Monotheism is authoritarian – if there is only one god, and only one correct way to understand his will, then there is only one correct way to act regarding the things god finds important. If there are rival suggestions of the correct way to act in these areas, both sides will feel a religious duty to force the other side to change their behavior, and preferably their opinions. This leads to religious police, religious inquisitions, religious wars.
Monotheism results in a very focused society, with absolute values and unquestioning support – until a flaw appears, opposition appears, and war breaks out. Monotheism is inherently hostile to democracy and free choice.
It is easier to manage a theocracy for a population that is ethnically and culturally homogenous. The wider it grows, the more allowances have to be made, and the faster the monotheism erodes. The most effective monotheisms are cults operating in isolated compounds.
Polytheism allows the possibility of behaving in different ways, each way being appropriate for a different god. Those who want to worship Venus are not forced to live by the standards of those who worship Mars.
This advantage allows a political structure that is not limited by a single religious practice to spread across unrelated cultures, adopting their gods into the pantheon of the rulers. This was part of what allowed the Roman Empire to spread so successfully, bringing the worship of Isis in to Rome as well as the worship of Jupiter out to conquered provinces. The decline and fall of the Roman Empire is connected to the replacement of polytheism by monotheism, as Gibbon pointed out.

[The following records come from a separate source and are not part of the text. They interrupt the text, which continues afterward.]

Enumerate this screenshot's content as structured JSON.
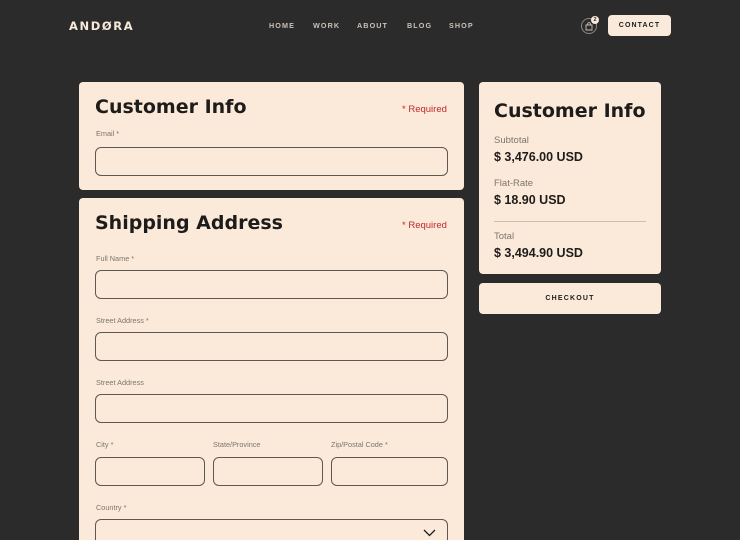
{
  "brand": {
    "logo": "ANDØRA"
  },
  "nav": {
    "links": [
      "HOME",
      "WORK",
      "ABOUT",
      "BLOG",
      "SHOP"
    ],
    "cart_count": "2",
    "contact_label": "CONTACT"
  },
  "customer_info": {
    "title": "Customer Info",
    "required_note": "* Required",
    "email_label": "Email *"
  },
  "shipping": {
    "title": "Shipping Address",
    "required_note": "* Required",
    "full_name_label": "Full Name *",
    "street_label": "Street Address *",
    "street2_label": "Street Address",
    "city_label": "City *",
    "state_label": "State/Province",
    "zip_label": "Zip/Postal Code *",
    "country_label": "Country *"
  },
  "summary": {
    "title": "Customer Info",
    "subtotal_label": "Subtotal",
    "subtotal_value": "$ 3,476.00 USD",
    "shipping_label": "Flat-Rate",
    "shipping_value": "$ 18.90 USD",
    "total_label": "Total",
    "total_value": "$ 3,494.90 USD",
    "checkout_label": "CHECKOUT"
  },
  "icons": {
    "cart": "shopping-bag-icon",
    "select_arrow": "chevron-down-icon"
  },
  "colors": {
    "background": "#2c2b2b",
    "card": "#fbead9",
    "required": "#c0282c"
  }
}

Polytheism is not all peace and love, however. Where there is no consensus on correct social norms, war cults will want to act in a warlike fashion. Male-only cults will make life hard for women. Patrician cults will formalize aristocracy and slavery.
Mono- or poly-, it’s the theism that is the problem. Matthew, in The Gospel According to the Romans, is an interested but skeptical observer of the religions swirling around the Roman Empire.
Interesting article. I’ve been searching the web for articles that discuss the correlation between monotheism vs polytheism and political structure. We live in a very hypocritical society that asserts one belief…. but behaves an entirely different way. I’ve touched on some of the same topics from a faith based perspective. http://shekhynah.wordpress.com/2014/07/28/6/
Shekhynah, I enjoyed the blog meditations you mention, although I’m not a believer, of course. Regarding your discussion on “agreeing to disagree”, there’s a 19th century English cartoon that I love, of people at a formal dinner party. The conversation goes:
She: “And what is your religion, sir?”
He: “Madam, all men of sense are of the same religion.”
She: “And which religion is that, pray tell?”
He: “Madam, men of sense never say.”
Humans have invented thousands of Gods. Since there might be a billion “Earths” all over the universe with sentient beings, the number of Gods in the universe is mind boggling. I’m a fan of the First Ammendment so I deem “The more the Merrier!” I believe that all Gods were created equal. However, they must all “live and let live” to enjoy the rights given by the First Ammendment。Any God that interferes with the rights of others should be terminated!